Friday, 14 October 2005

Backward Mentality

I refer to today's article in The Star's website regarding the recent raid on a snooker centre and it really got me thinking, are we moving forward in terms of sport as a nation or are we hindered by plain stupidity?

After spending about a couple of years in the UK, I managed to experience the true sport of snooker, attending even the World Snooker Championships. I longed to see Malaysia grow into a dominant player in the snooker field, bringing Asia to the fold of the other great players like Stephen Hendry, Ronnie O'Sullivan, Marco Fu, Jimmy White and others. But after reading the ariticle, all I could see is the sport moving backwards.

I could not believe that the sport has been labelled "entertainment" and then not allowed. What is the true definition of entertainment?

en·ter·tain·ment Audio pronunciation of "entertainment" ( P ) Pronunciation Key (ntr-tnmnt)
1. The act of entertaining.
2. The art or field of entertaining.
3. Something that amuses, pleases, or diverts, especially a performance or show.
4. The pleasure afforded by being entertained; amusement: The comedian performed for our entertainment.
5. Archaic. Maintenance; support.
6. Obsolete. Employment.
- Souce:

So anything that amuses or pleases the people in that particular state has to be banned? Then they should go ahead and ban funny people, people who make jokes, businesses who entertain clients, offices that entertain customers and so on and so forth. This blatantly expresses the mentality of certain individuals who came up with this idea.

Maybe this problem all started out from the fact that in Malaysia, snooker parlours and joints were rather sleazy in nature. Places like these attracted the bad hats of the crowd and were even haunts for drug adddicts. Even the name snooker was a cover up for illegal gambling and betting areas, people might be gambling in the next room or playing "ma kei" machines (horse racing betting machines) right next to the table. How then could one argue with the fact that certain parties only wanted to control the proliferation of these unwanted and unhealthy practices.

Tackling the problem from the root should be the right way but the real question is, what is the root of all this? The problem has sunken in so deeply already that any kid who wants to play snooker at the local snooker parlour must be ready to receive a bombardment of questions from their parents. In fact, real snooker parlours such as the ones in shopping complexes like 1Utama and Pyramid charge exhorbitant prices, so much such that youths rather spend RM2 per hour playing at a cyber cafe rather than the RM8-RM20 per hour at snooker centres.

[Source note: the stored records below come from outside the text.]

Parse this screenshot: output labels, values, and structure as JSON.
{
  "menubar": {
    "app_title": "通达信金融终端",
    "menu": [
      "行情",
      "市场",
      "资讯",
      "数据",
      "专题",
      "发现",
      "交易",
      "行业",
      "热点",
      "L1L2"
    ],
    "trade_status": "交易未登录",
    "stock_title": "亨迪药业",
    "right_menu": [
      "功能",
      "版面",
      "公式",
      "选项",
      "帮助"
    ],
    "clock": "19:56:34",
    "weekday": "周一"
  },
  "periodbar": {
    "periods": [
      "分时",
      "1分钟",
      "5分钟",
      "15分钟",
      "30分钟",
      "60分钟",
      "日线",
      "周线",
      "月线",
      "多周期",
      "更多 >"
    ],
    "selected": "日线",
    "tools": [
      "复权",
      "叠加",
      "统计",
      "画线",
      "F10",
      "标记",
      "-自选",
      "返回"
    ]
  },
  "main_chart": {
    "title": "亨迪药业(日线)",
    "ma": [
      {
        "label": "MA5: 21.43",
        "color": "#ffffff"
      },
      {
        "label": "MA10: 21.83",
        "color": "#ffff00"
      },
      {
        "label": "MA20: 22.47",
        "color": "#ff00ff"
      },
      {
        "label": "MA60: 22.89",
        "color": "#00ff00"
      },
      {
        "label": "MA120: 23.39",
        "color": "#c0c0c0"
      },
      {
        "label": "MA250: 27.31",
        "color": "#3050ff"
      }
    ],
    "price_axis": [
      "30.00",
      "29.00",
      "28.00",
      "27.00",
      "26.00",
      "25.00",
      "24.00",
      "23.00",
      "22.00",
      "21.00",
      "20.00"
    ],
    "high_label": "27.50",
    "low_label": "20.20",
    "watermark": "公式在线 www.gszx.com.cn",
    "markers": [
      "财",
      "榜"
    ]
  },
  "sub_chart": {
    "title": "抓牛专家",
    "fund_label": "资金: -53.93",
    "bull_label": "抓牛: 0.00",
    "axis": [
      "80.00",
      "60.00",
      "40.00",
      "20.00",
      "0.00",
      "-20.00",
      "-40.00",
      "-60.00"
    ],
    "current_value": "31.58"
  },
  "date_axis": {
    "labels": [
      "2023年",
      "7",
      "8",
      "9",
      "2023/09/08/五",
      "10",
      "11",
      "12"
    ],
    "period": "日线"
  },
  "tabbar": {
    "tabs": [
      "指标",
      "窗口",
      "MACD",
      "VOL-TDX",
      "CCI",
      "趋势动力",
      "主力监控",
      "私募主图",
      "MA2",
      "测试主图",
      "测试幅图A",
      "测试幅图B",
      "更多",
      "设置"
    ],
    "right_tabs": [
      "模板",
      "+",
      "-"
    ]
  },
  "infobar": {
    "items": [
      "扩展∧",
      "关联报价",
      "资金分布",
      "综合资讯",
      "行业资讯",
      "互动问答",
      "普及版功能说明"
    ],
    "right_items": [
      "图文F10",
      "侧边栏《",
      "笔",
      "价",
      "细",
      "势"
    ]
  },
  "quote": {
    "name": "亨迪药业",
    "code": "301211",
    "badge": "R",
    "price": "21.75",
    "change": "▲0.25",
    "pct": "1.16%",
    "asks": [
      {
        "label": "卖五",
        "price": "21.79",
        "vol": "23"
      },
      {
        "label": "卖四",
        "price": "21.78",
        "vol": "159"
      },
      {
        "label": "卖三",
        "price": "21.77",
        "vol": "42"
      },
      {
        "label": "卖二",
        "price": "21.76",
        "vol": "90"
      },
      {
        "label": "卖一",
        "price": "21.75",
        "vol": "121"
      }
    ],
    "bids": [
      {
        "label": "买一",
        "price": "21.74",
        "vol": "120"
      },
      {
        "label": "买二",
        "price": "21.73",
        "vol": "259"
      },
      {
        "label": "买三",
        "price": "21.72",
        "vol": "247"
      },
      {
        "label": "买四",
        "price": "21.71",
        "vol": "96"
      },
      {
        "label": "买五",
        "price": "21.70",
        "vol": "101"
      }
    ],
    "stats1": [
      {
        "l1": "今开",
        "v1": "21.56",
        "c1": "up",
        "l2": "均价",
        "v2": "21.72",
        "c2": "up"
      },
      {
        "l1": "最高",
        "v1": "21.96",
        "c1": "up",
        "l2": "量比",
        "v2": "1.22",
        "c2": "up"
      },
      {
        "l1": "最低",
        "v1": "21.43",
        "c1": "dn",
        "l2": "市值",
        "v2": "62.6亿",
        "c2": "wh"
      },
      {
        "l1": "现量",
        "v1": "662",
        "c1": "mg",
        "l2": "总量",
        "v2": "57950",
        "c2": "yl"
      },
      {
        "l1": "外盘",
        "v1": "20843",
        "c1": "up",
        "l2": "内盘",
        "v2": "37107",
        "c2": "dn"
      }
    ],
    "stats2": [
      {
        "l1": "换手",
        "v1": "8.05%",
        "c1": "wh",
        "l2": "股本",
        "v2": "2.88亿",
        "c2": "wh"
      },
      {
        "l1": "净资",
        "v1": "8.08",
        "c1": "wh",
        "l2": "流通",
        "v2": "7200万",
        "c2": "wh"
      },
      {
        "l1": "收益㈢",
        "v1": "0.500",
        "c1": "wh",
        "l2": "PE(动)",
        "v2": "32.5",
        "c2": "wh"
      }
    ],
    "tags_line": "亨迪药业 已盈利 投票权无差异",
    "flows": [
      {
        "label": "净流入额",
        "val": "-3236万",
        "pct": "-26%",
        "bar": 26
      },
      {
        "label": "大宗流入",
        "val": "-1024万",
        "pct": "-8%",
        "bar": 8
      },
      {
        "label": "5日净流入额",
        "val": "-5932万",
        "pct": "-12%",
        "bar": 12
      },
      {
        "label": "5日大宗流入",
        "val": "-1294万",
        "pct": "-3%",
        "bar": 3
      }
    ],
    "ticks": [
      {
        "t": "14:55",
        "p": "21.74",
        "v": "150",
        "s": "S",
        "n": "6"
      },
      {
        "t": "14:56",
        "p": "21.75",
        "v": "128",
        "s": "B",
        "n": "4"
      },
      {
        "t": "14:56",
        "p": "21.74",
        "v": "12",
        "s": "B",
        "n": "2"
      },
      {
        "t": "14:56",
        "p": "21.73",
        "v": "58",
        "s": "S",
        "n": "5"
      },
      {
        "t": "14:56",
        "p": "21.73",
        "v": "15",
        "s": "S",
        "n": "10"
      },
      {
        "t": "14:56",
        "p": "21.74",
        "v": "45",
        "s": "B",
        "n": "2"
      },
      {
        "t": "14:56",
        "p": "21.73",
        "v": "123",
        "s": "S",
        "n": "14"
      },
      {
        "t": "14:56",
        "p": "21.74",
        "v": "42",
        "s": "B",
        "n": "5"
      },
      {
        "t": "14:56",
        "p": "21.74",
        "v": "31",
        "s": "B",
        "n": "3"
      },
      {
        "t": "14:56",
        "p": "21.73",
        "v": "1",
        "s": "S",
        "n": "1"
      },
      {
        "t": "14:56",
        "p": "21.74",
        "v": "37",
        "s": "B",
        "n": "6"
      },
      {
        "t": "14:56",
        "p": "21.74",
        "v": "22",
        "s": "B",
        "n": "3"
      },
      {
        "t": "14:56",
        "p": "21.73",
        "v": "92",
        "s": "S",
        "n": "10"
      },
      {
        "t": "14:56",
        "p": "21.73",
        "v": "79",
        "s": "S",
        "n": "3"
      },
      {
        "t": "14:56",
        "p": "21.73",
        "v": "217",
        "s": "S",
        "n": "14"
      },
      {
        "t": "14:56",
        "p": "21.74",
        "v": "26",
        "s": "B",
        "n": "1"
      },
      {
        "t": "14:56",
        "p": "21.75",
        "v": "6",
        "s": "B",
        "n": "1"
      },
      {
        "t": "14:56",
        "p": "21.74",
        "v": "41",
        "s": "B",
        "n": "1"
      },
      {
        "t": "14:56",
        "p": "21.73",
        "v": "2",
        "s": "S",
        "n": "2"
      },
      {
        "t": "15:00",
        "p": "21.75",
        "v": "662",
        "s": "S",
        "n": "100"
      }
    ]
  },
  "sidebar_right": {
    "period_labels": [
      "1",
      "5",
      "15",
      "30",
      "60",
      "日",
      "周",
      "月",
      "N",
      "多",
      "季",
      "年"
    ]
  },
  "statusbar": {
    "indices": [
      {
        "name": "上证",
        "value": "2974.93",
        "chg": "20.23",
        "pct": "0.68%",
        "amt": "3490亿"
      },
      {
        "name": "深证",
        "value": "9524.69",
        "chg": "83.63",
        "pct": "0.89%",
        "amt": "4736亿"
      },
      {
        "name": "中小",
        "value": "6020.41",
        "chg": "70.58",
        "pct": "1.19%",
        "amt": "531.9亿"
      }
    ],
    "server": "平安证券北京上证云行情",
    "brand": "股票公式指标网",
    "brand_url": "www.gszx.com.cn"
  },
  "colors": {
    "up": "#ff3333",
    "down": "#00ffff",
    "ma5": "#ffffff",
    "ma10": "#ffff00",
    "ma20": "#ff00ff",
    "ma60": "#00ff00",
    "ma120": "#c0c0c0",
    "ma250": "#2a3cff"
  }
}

The cheaper ones on the other hand offer better rates but these have already been branded as sleazy joints with windows tinted, the strong smell of smoke and the usual sound of cracking "mah jong" tiles emanating from the room in an obscure corner. With this culture and mentality embedded deep into one's mind, I say with much regret that it will definitely take some sort of convincing to turn this sport into a real gentlemen's sport, one with class and honour.